Call Register is the perfect film for anyone who has issues about what mobile telephones have done to our lives. Martin Freeman’s Kevin borrows his best mate’s phone to make a call, James Lance’s Julian, as he wants to set up a date with a girl he’s just met, Neve McIntosh’s Amanda. But Julian’s phone recognises the number and through an series of short phone calls, writer and director Ed Roe details much of the awkwardness around dating, especially when a friend has already been there first, and also adroitly explores the uniquely modern perils that mobiles have brought to the way in which we communicate. There’s much to enjoy here, not least the understated charm of all three actors, and also much that will be painfully familiar to anyone who’s ever called someone up for a date.
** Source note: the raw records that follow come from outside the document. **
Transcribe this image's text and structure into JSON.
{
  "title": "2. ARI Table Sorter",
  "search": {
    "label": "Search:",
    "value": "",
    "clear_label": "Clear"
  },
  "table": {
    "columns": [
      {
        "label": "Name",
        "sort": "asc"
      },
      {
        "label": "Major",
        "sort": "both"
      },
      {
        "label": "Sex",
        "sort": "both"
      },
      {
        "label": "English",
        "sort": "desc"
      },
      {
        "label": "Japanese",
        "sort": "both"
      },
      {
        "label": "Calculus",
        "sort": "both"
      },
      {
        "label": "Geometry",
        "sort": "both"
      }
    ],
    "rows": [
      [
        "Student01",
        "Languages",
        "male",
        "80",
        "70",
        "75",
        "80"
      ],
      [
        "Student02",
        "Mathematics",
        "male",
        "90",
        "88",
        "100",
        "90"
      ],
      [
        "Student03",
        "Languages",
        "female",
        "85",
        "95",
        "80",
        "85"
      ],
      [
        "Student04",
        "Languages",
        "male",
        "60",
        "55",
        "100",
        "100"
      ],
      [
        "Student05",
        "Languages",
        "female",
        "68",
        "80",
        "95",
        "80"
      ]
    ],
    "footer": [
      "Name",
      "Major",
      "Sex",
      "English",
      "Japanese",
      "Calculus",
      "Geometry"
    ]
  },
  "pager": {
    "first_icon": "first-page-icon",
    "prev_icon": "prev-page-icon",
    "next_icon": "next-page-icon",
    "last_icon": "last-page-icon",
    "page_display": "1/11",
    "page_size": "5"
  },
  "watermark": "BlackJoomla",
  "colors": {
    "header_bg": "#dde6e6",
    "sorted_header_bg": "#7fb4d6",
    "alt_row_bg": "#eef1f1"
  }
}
Continue reading “Short Film Review #24”
“There’s a war on, things will have to be different”
There was so much activity celebrating the centenary of Terence Rattigan’s birth last year that it is hardly surprising that I missed some of it, but I can’t believe I let this radio adaptation of Flare Path pass me by. Trevor Nunn’s revival at the Theatre Royal Haymarket was a genuine highlight of last year, a true revelation from this long-neglected playwright whose belated reassessment has been proved over and again by a suite of excellent productions over the last few years. And so a radio version, starring none other than my beloved Ruth Wilson alongside other such favourites like Rupert Penry-Jones, Rory Kinnear and Monica Dolan, was guaranteed to grab my attention, if only second time around.
My love for Ruth Wilson aside, her casting is inspired here as haughty actress Pat, especially with Monica Dolan as the contrastingly open Doris. Where Sienna Miller caught the aloofness of Pat but didn’t always pair that with the emotional depth necessary to express the conflict of the central love triangle, Wilson gets to the heart of the woman and makes us care much more about her dilemma, her mellifluous voice cracking as she is confronted with feelings and situations that shake her certainties. And against Sheridan Smith’s superlative performance as Doris, Monica Dolan does a brilliant job with a subtly different take on the character, a more roundedly intelligent, slightly less dippy interpretation, but no less moving as she anxiously waits for news of her missing husband. Continue reading “Radio Review: Flare Path / Rock and Doris and Elizabeth”
“You’re addicted to addicts…”
The latest play to open upstairs at the Royal Court is Nick Grosso’s Ingredient X, described as a “tough new comedy about addiction” and his first new play in 10 years, and one featuring the incredibly hard-working Lesley Sharp already in her third major role of 2010 after The Rise and Fall of Little Voice and Ghosts.
Katie’s invited her friends Deanne and Rosanna round to watch X-Factor in their swish apartment with her partner Frank, a recovering drug addict. The women take pleasure in treating him like a skivvy, sending him out on random errands for their wicked amusement. But when he disappears for more than half an hour, doubts about his whereabouts and the strength of his recovery creep in and Deanne and Rosanna, themselves haunted by their own failed relationships and their own insecurities, waste no time in antagonising Katie, playing on her inherent fears about Frank’s possible relapse. Continue reading “Review: Ingredient X, Royal Court”